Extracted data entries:
--*--
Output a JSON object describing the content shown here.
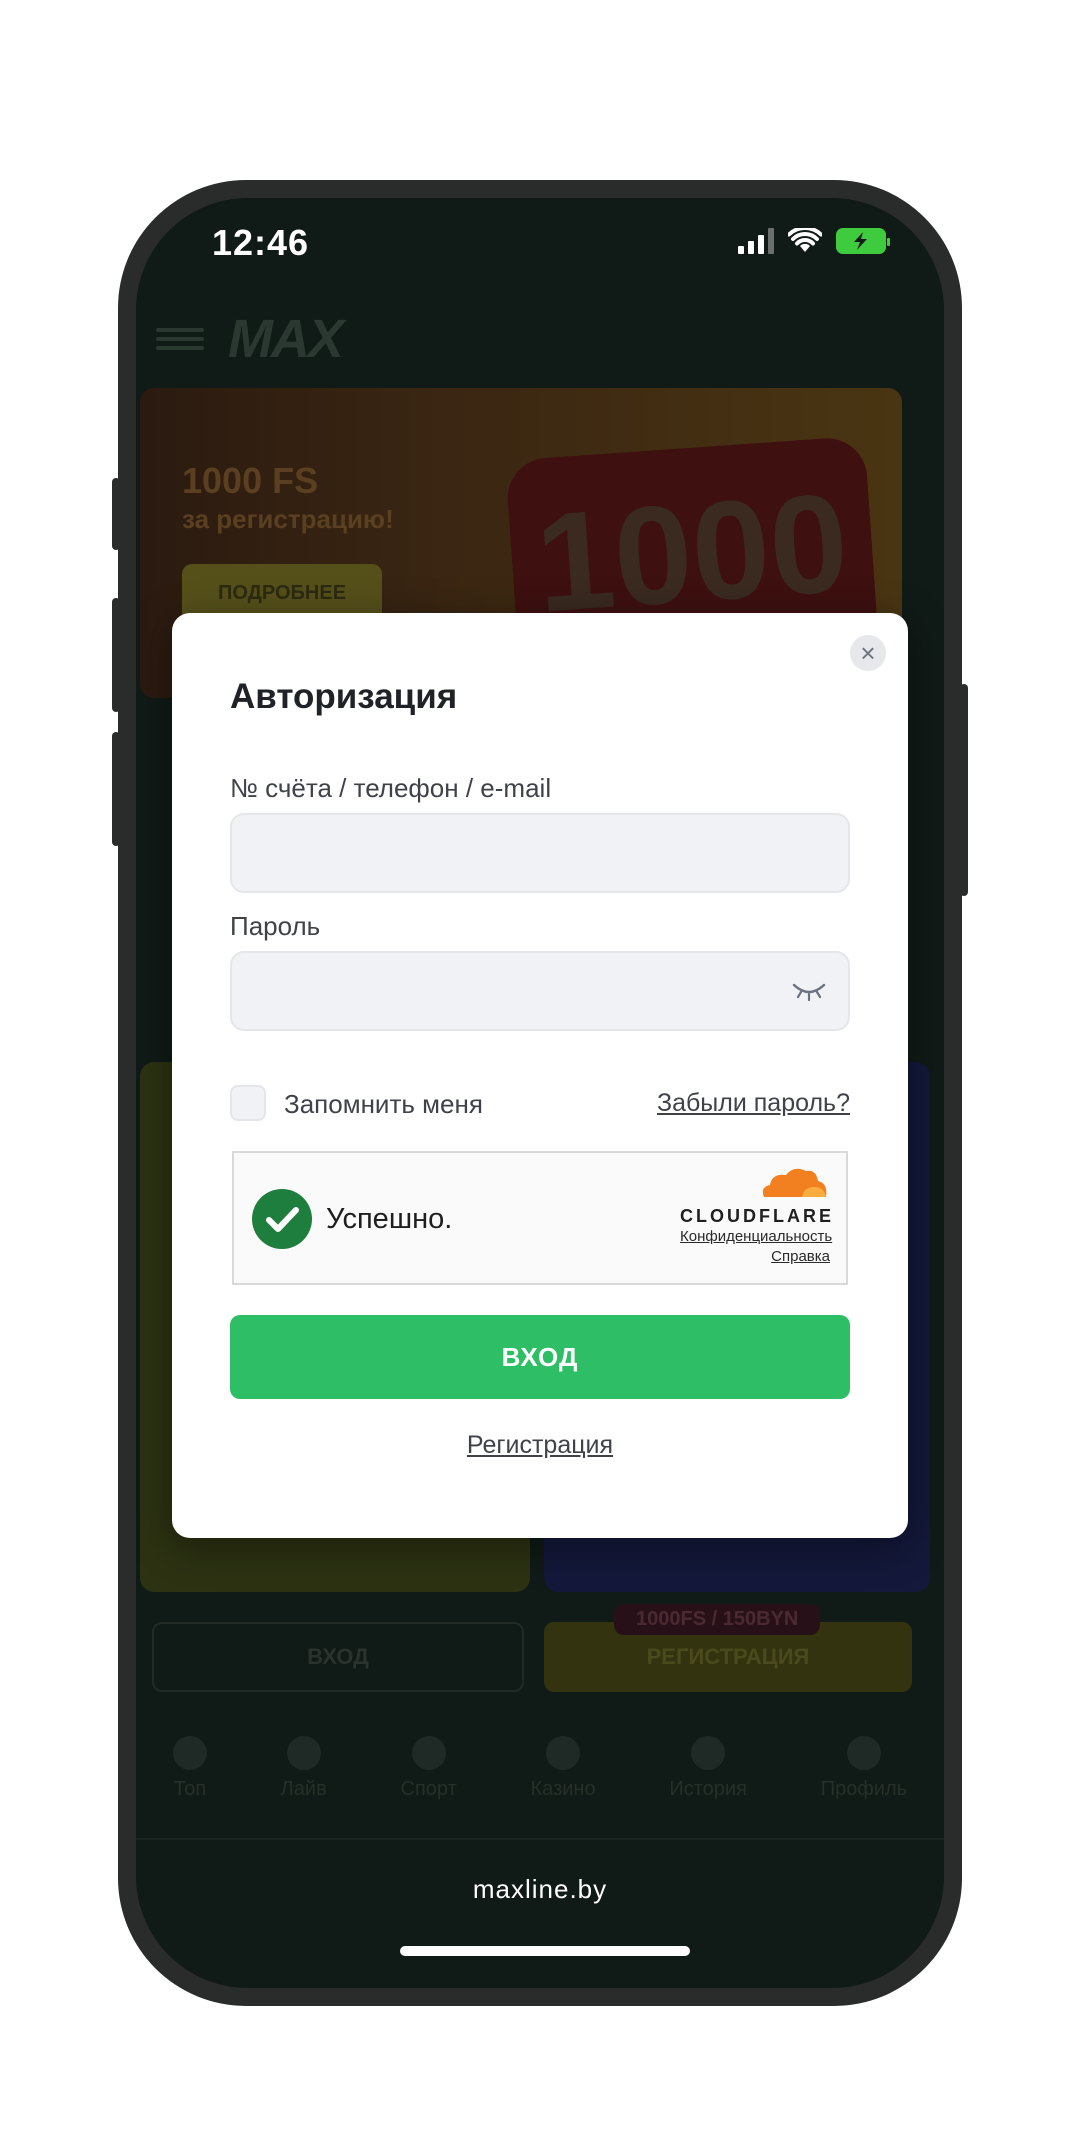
{
  "status_bar": {
    "time": "12:46"
  },
  "background_app": {
    "logo": "MAX",
    "banner": {
      "title": "1000 FS",
      "subtitle": "за регистрацию!",
      "button": "ПОДРОБНЕЕ",
      "big_number": "1000"
    },
    "actions": {
      "login": "ВХОД",
      "register": "РЕГИСТРАЦИЯ",
      "register_badge": "1000FS / 150BYN"
    },
    "tabs": [
      "Топ",
      "Лайв",
      "Спорт",
      "Казино",
      "История",
      "Профиль"
    ]
  },
  "modal": {
    "title": "Авторизация",
    "account_label": "№ счёта / телефон / e-mail",
    "account_value": "",
    "password_label": "Пароль",
    "password_value": "",
    "remember_label": "Запомнить меня",
    "remember_checked": false,
    "forgot_link": "Забыли пароль?",
    "turnstile": {
      "status_text": "Успешно.",
      "brand": "CLOUDFLARE",
      "privacy_link": "Конфиденциальность",
      "help_link": "Справка"
    },
    "login_button": "ВХОД",
    "register_link": "Регистрация"
  },
  "browser": {
    "domain": "maxline.by"
  },
  "colors": {
    "accent_green": "#2ebe66",
    "cloudflare_orange": "#f38020",
    "battery_green": "#3ecb3e"
  },
  "icons": [
    "close-icon",
    "eye-closed-icon",
    "check-icon",
    "cloudflare-logo",
    "signal-icon",
    "wifi-icon",
    "battery-charging-icon"
  ]
}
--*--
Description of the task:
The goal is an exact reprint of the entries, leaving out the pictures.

Written answer:
Output a JSON object describing the content shown here.
{
  "status_bar": {
    "time": "12:46"
  },
  "background_app": {
    "logo": "MAX",
    "banner": {
      "title": "1000 FS",
      "subtitle": "за регистрацию!",
      "button": "ПОДРОБНЕЕ",
      "big_number": "1000"
    },
    "actions": {
      "login": "ВХОД",
      "register": "РЕГИСТРАЦИЯ",
      "register_badge": "1000FS / 150BYN"
    },
    "tabs": [
      "Топ",
      "Лайв",
      "Спорт",
      "Казино",
      "История",
      "Профиль"
    ]
  },
  "modal": {
    "title": "Авторизация",
    "account_label": "№ счёта / телефон / e-mail",
    "account_value": "",
    "password_label": "Пароль",
    "password_value": "",
    "remember_label": "Запомнить меня",
    "remember_checked": false,
    "forgot_link": "Забыли пароль?",
    "turnstile": {
      "status_text": "Успешно.",
      "brand": "CLOUDFLARE",
      "privacy_link": "Конфиденциальность",
      "help_link": "Справка"
    },
    "login_button": "ВХОД",
    "register_link": "Регистрация"
  },
  "browser": {
    "domain": "maxline.by"
  },
  "colors": {
    "accent_green": "#2ebe66",
    "cloudflare_orange": "#f38020",
    "battery_green": "#3ecb3e"
  },
  "icons": [
    "close-icon",
    "eye-closed-icon",
    "check-icon",
    "cloudflare-logo",
    "signal-icon",
    "wifi-icon",
    "battery-charging-icon"
  ]
}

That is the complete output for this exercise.